- 1995-1997, Resource Planner, Sterling Wood Group Inc., Victoria, BC, Canada.
- 1993-1994, Data Analyst, Ministry of Aboriginal Affairs, Victoria, BC, Canada.
Environmental Science - Nitrogen Cycling
In 1997 I began a masters degree in Victoria but was moved over to the University of Western Ontario as my advisor shifted universities shortly after I started. I went with her as I was only involved due to her field project which had sparked my interest. During the winters I took courses in the Plant Sciences & Environmental Sciences departments towards a masters degree. In the summers I worked in the Noland Divide Watershed within the Great Smoky Mountains National Park, a Long Term Ecological Research monitoring site. My thesis explored the way that nitrogen moves through forest ecosystems from decaying wood, into microbes and then into the ground and stream water.
- 1998-2000, Ecological Researcher, Plant Sciences, University of Western Ontario, London, ON, Canada.
- 1999-2000, Trainer, Teaching Assistant Training Program, Society of Graduate Students, University of Western Ontario, London, ON, Canada.
- 1998-2000, Teaching Assistant, Plant Sciences, University of Western Ontario, London, ON, Canada.
- Masters of Science, double major in Plant Sciences and Environmental Sciences, University of Western Ontario, London, ON, Canada - completed in 2002. Thesis: Nitrogen sink versus source potential of coarse woody debris in the red spruce-Fraser fir forest of the southern Appalachians, USA.
Creed, I.F., Webster, K.L., Morrison, D.L. (2004). A comparison of techniques for measuring density and concentrations of carbon and nitrogen in coarse woody debris at different stages of decay. Canadian Journal of Forest Research, 34, 744-753.
Creed, I.F., Morrison, D.L., Nicholas, N.S. (2004). Is coarse woody debris a net sink or source of nitrogen in the red spruce/Fraser fir forest of the southern Appalachians, U.S.A.? Canadian Journal of Forest Research, 34(3), 716-727.
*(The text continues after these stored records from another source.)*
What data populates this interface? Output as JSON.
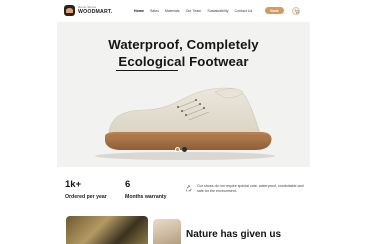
{
  "header": {
    "logo_tagline": "Hemp Shoes",
    "logo_name": "WOODMART.",
    "nav": [
      "Home",
      "Sales",
      "Materials",
      "Our Team",
      "Sustainability",
      "Contact Us"
    ],
    "active_nav": "Home",
    "cta_label": "Book",
    "cart_count": "0"
  },
  "hero": {
    "title_line1": "Waterproof, Completely",
    "title_line2": "Ecological  Footwear",
    "slider_dots": 3,
    "active_slide": 1,
    "colors": {
      "background": "#f2f2f0",
      "accent": "#d49a64"
    }
  },
  "stats": [
    {
      "value": "1k+",
      "label": "Ordered per year"
    },
    {
      "value": "6",
      "label": "Months warranty"
    }
  ],
  "description": "Our shoes do not require special care, waterproof, comfortable and safe for the environment.",
  "section2": {
    "heading": "Nature has given us"
  },
  "icons": {
    "logo": "shoe-logo-icon",
    "cart": "cart-icon",
    "eco": "recycle-icon"
  }
}
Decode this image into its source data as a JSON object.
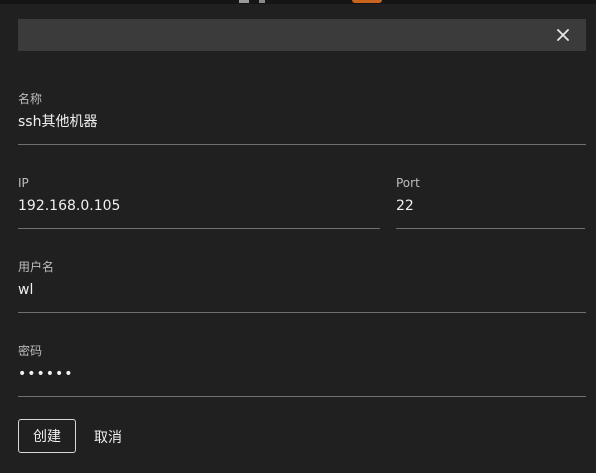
{
  "dialog": {
    "close_icon": "close-icon"
  },
  "form": {
    "name": {
      "label": "名称",
      "value": "ssh其他机器"
    },
    "ip": {
      "label": "IP",
      "value": "192.168.0.105"
    },
    "port": {
      "label": "Port",
      "value": "22"
    },
    "username": {
      "label": "用户名",
      "value": "wl"
    },
    "password": {
      "label": "密码",
      "value": "••••••"
    }
  },
  "actions": {
    "create_label": "创建",
    "cancel_label": "取消"
  },
  "colors": {
    "background": "#202020",
    "header_bar": "#3b3b3b",
    "underline": "#6e6e6e",
    "accent_top": "#c8641e"
  }
}
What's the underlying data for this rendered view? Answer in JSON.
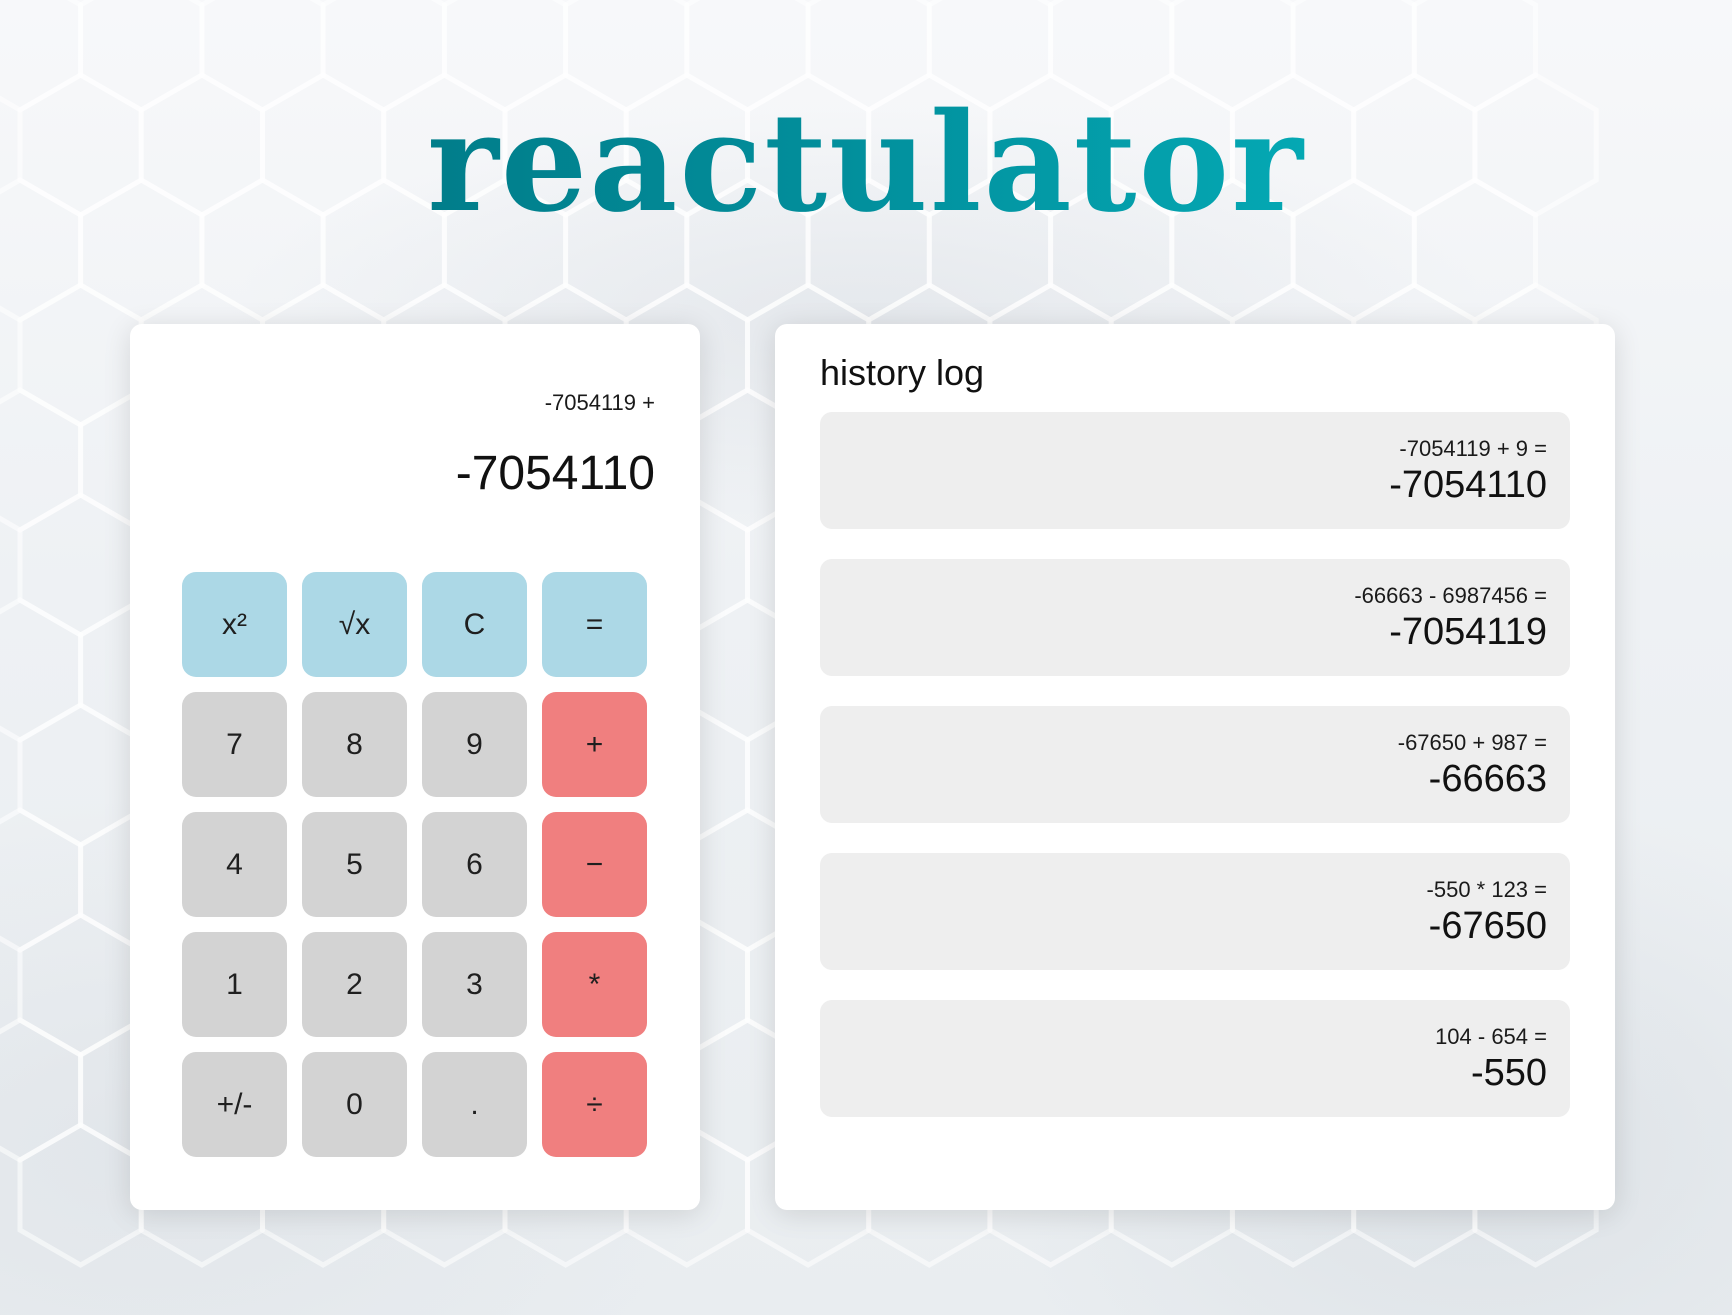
{
  "app": {
    "title": "reactulator"
  },
  "calculator": {
    "expression": "-7054119 +",
    "display": "-7054110",
    "keys": [
      {
        "label": "x²",
        "kind": "func",
        "name": "square-button"
      },
      {
        "label": "√x",
        "kind": "func",
        "name": "sqrt-button"
      },
      {
        "label": "C",
        "kind": "func",
        "name": "clear-button"
      },
      {
        "label": "=",
        "kind": "func",
        "name": "equals-button"
      },
      {
        "label": "7",
        "kind": "num",
        "name": "digit-7-button"
      },
      {
        "label": "8",
        "kind": "num",
        "name": "digit-8-button"
      },
      {
        "label": "9",
        "kind": "num",
        "name": "digit-9-button"
      },
      {
        "label": "+",
        "kind": "op",
        "name": "add-button"
      },
      {
        "label": "4",
        "kind": "num",
        "name": "digit-4-button"
      },
      {
        "label": "5",
        "kind": "num",
        "name": "digit-5-button"
      },
      {
        "label": "6",
        "kind": "num",
        "name": "digit-6-button"
      },
      {
        "label": "−",
        "kind": "op",
        "name": "subtract-button"
      },
      {
        "label": "1",
        "kind": "num",
        "name": "digit-1-button"
      },
      {
        "label": "2",
        "kind": "num",
        "name": "digit-2-button"
      },
      {
        "label": "3",
        "kind": "num",
        "name": "digit-3-button"
      },
      {
        "label": "*",
        "kind": "op",
        "name": "multiply-button"
      },
      {
        "label": "+/-",
        "kind": "num",
        "name": "negate-button"
      },
      {
        "label": "0",
        "kind": "num",
        "name": "digit-0-button"
      },
      {
        "label": ".",
        "kind": "num",
        "name": "decimal-button"
      },
      {
        "label": "÷",
        "kind": "op",
        "name": "divide-button"
      }
    ]
  },
  "history": {
    "title": "history log",
    "items": [
      {
        "expression": "-7054119 + 9 =",
        "result": "-7054110"
      },
      {
        "expression": "-66663 - 6987456 =",
        "result": "-7054119"
      },
      {
        "expression": "-67650 + 987 =",
        "result": "-66663"
      },
      {
        "expression": "-550 * 123 =",
        "result": "-67650"
      },
      {
        "expression": "104 - 654 =",
        "result": "-550"
      }
    ]
  },
  "colors": {
    "title_gradient_start": "#006b78",
    "title_gradient_end": "#07bfc9",
    "function_key": "#acd8e6",
    "number_key": "#d3d3d3",
    "operator_key": "#f07f7f",
    "history_item_bg": "#eeeeee"
  }
}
Related Presentations & Workshops
Morrison, D., & Creed, I. F. (2000). Coarse woody debris: The sink versus source debate revisited. American Geophysical Union, May 30-June 3, Washington, DC, USA.
Morrison, D. & Creed, I. F. (1999). Nitrogen dynamics in coarse woody debris: A net source or sink to the forest? American Geophysical Union, December 13-17, San Francisco, CA, USA.
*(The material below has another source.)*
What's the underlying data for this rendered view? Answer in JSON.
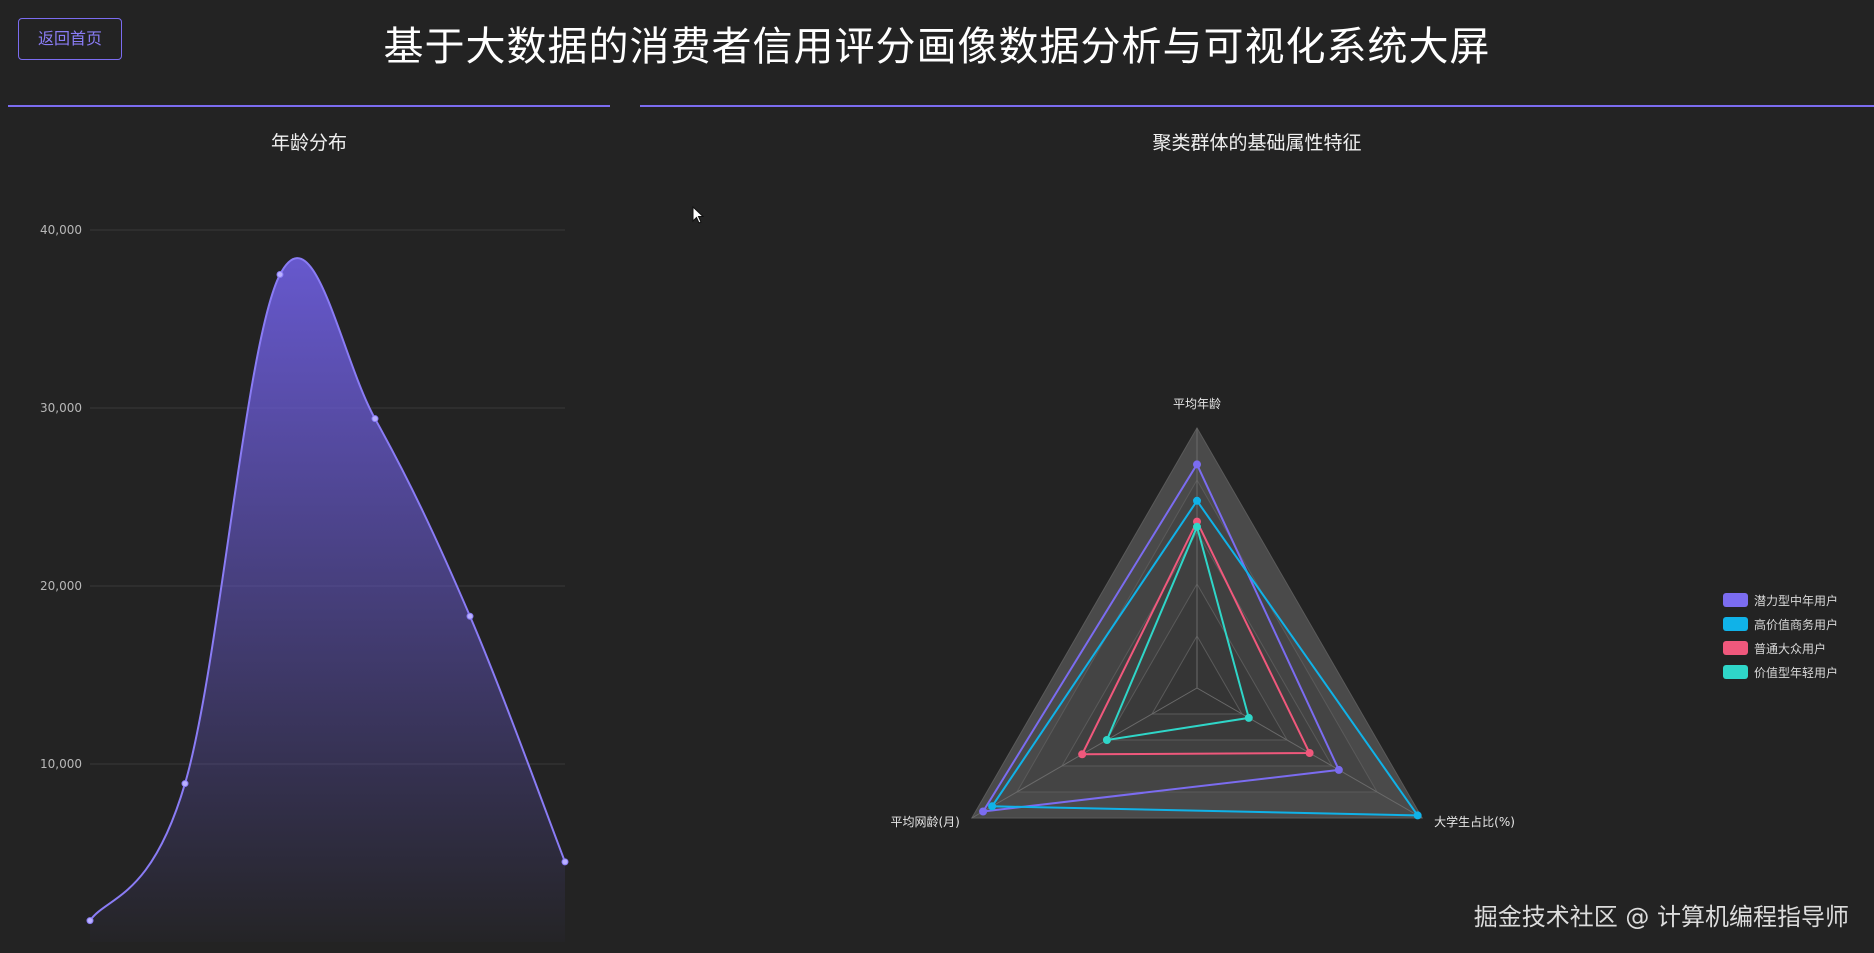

Morrison, D. and Creed, I. F. (1999). Nitrogen dynamics in coarse woody debris: a net source or sink to the forest? Gordon Conference on Hydro/Geo/Biological processes of Forested Catchments, July 18-22, Andover, NH, USA.
Morrison, D., Creed, I. F., & Nicholas, N.S. (1999). Nitrogen dynamics in coarse woody debris: A net source or sink to the forest? 10th Annual Southern Appalachian Man and the Biosphere (SAMAB) Conference, November 1-3, Gatlinburg, TN, USA.
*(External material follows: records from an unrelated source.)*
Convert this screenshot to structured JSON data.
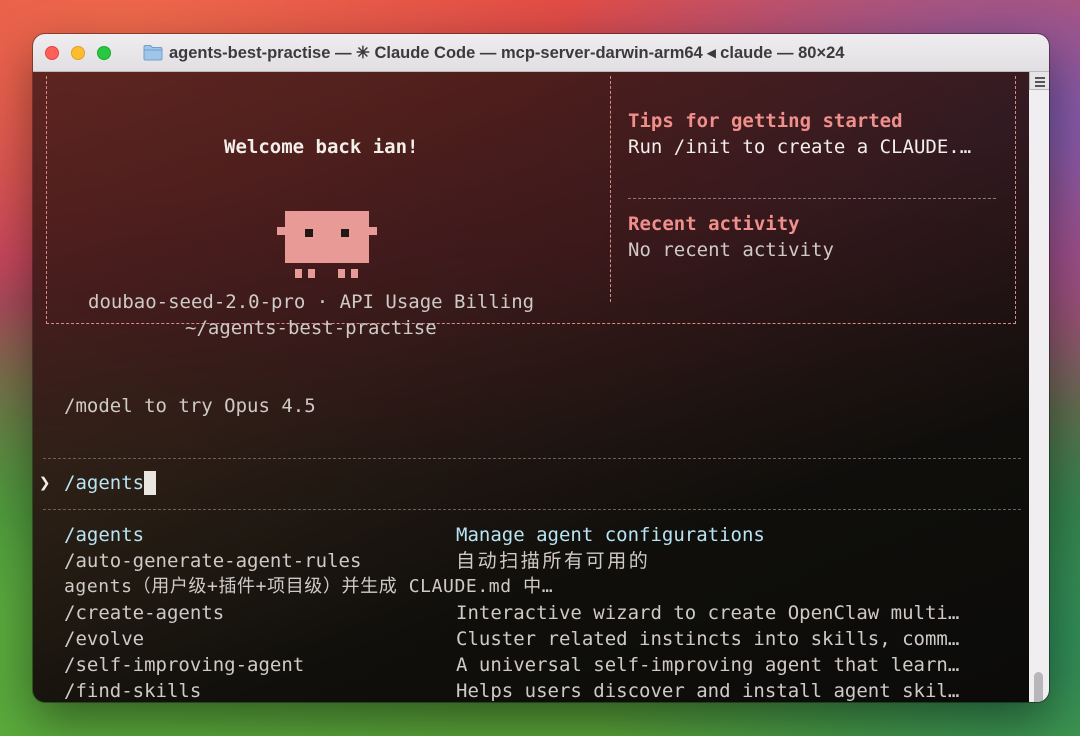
{
  "window": {
    "title": "agents-best-practise — ✳ Claude Code — mcp-server-darwin-arm64 ◂ claude — 80×24"
  },
  "welcome": {
    "greeting": "Welcome back ian!",
    "model_line": "doubao-seed-2.0-pro · API Usage Billing",
    "cwd": "~/agents-best-practise"
  },
  "tips": {
    "heading": "Tips for getting started",
    "text": "Run /init to create a CLAUDE.…"
  },
  "activity": {
    "heading": "Recent activity",
    "text": "No recent activity"
  },
  "hint": "/model to try Opus 4.5",
  "prompt": {
    "symbol": "❯",
    "input": "/agents"
  },
  "suggestions": [
    {
      "command": "/agents",
      "description": "Manage agent configurations"
    },
    {
      "command": "/auto-generate-agent-rules",
      "description": "自动扫描所有可用的"
    },
    {
      "command": "agents（用户级+插件+项目级）并生成 CLAUDE.md 中…",
      "description": ""
    },
    {
      "command": "/create-agents",
      "description": "Interactive wizard to create OpenClaw multi…"
    },
    {
      "command": "/evolve",
      "description": "Cluster related instincts into skills, comm…"
    },
    {
      "command": "/self-improving-agent",
      "description": "A universal self-improving agent that learn…"
    },
    {
      "command": "/find-skills",
      "description": "Helps users discover and install agent skil…"
    }
  ],
  "colors": {
    "accent": "#f08f8c",
    "mascot": "#e89a97",
    "highlight": "#b8e4f3"
  }
}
Morrison, D., Creed, I.F., Nicholas, N.S., Rose, A.K., & Van Miegroet, H. (1998). An approach to the determination of a nitrogen release index for coarse woody debris in a small watershed in the southern Appalachian mountains. Ecological Society of America, August 2-6, 1998, Baltimore, MD, USA.
Van Miegroet, H., Nicholas, N.S, Creed, I.F., McCarthy, L.E., Barker, M., Hysell, M., Morrison, D., Rose, A.K., & Shubzda, J. (1998). An integrated approach to estimating spatial variability in N saturation in a small Southern Appalachian watershed. Soil Science of America, October 18-22, Baltimore, MD, USA.
Van Miegroet, H., Nicholas, N.S, Creed, I.F., McCarthy, L.E., Barker, M., Hysell, M., Morrison, D., Rose, A.K., & Shubzda, J. (1998). The Noland Divide Watershed Study: An integrated approach to assess spatial variability in N dynamics in a small Southern Appalachian catchment. American Geophysical Union. December 6-10, San Francisco, CA, USA.
University of Western Ontario - Medical Sciences
While at the University of Western Ontario, I had the opportunity to work with the Medical Sciences unit in the codesign and development of case studies of environmental health issues.
- 2000, Educational Designer, Medical Sciences, University of Western Ontario, London, ON, Canada.